- Dataset excerpts:
--------------------

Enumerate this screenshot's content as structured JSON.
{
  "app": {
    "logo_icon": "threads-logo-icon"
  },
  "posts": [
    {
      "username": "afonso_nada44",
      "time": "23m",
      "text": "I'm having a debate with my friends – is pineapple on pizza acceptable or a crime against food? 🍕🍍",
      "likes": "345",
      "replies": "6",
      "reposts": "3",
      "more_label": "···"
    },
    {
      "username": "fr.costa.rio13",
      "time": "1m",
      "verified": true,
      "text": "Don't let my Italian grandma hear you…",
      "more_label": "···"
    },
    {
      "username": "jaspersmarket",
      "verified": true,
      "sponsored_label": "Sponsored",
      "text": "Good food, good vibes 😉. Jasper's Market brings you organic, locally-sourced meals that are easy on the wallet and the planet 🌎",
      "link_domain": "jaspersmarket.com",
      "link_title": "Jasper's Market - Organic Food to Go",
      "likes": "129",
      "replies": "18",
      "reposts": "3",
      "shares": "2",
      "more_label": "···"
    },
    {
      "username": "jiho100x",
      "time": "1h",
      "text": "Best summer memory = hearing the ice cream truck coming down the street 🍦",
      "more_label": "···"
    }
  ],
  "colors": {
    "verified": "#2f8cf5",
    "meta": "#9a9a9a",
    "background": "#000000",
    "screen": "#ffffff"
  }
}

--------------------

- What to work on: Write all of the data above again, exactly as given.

- Answer section:
Enumerate this screenshot's content as structured JSON.
{
  "app": {
    "logo_icon": "threads-logo-icon"
  },
  "posts": [
    {
      "username": "afonso_nada44",
      "time": "23m",
      "text": "I'm having a debate with my friends – is pineapple on pizza acceptable or a crime against food? 🍕🍍",
      "likes": "345",
      "replies": "6",
      "reposts": "3",
      "more_label": "···"
    },
    {
      "username": "fr.costa.rio13",
      "time": "1m",
      "verified": true,
      "text": "Don't let my Italian grandma hear you…",
      "more_label": "···"
    },
    {
      "username": "jaspersmarket",
      "verified": true,
      "sponsored_label": "Sponsored",
      "text": "Good food, good vibes 😉. Jasper's Market brings you organic, locally-sourced meals that are easy on the wallet and the planet 🌎",
      "link_domain": "jaspersmarket.com",
      "link_title": "Jasper's Market - Organic Food to Go",
      "likes": "129",
      "replies": "18",
      "reposts": "3",
      "shares": "2",
      "more_label": "···"
    },
    {
      "username": "jiho100x",
      "time": "1h",
      "text": "Best summer memory = hearing the ice cream truck coming down the street 🍦",
      "more_label": "···"
    }
  ],
  "colors": {
    "verified": "#2f8cf5",
    "meta": "#9a9a9a",
    "background": "#000000",
    "screen": "#ffffff"
  }
}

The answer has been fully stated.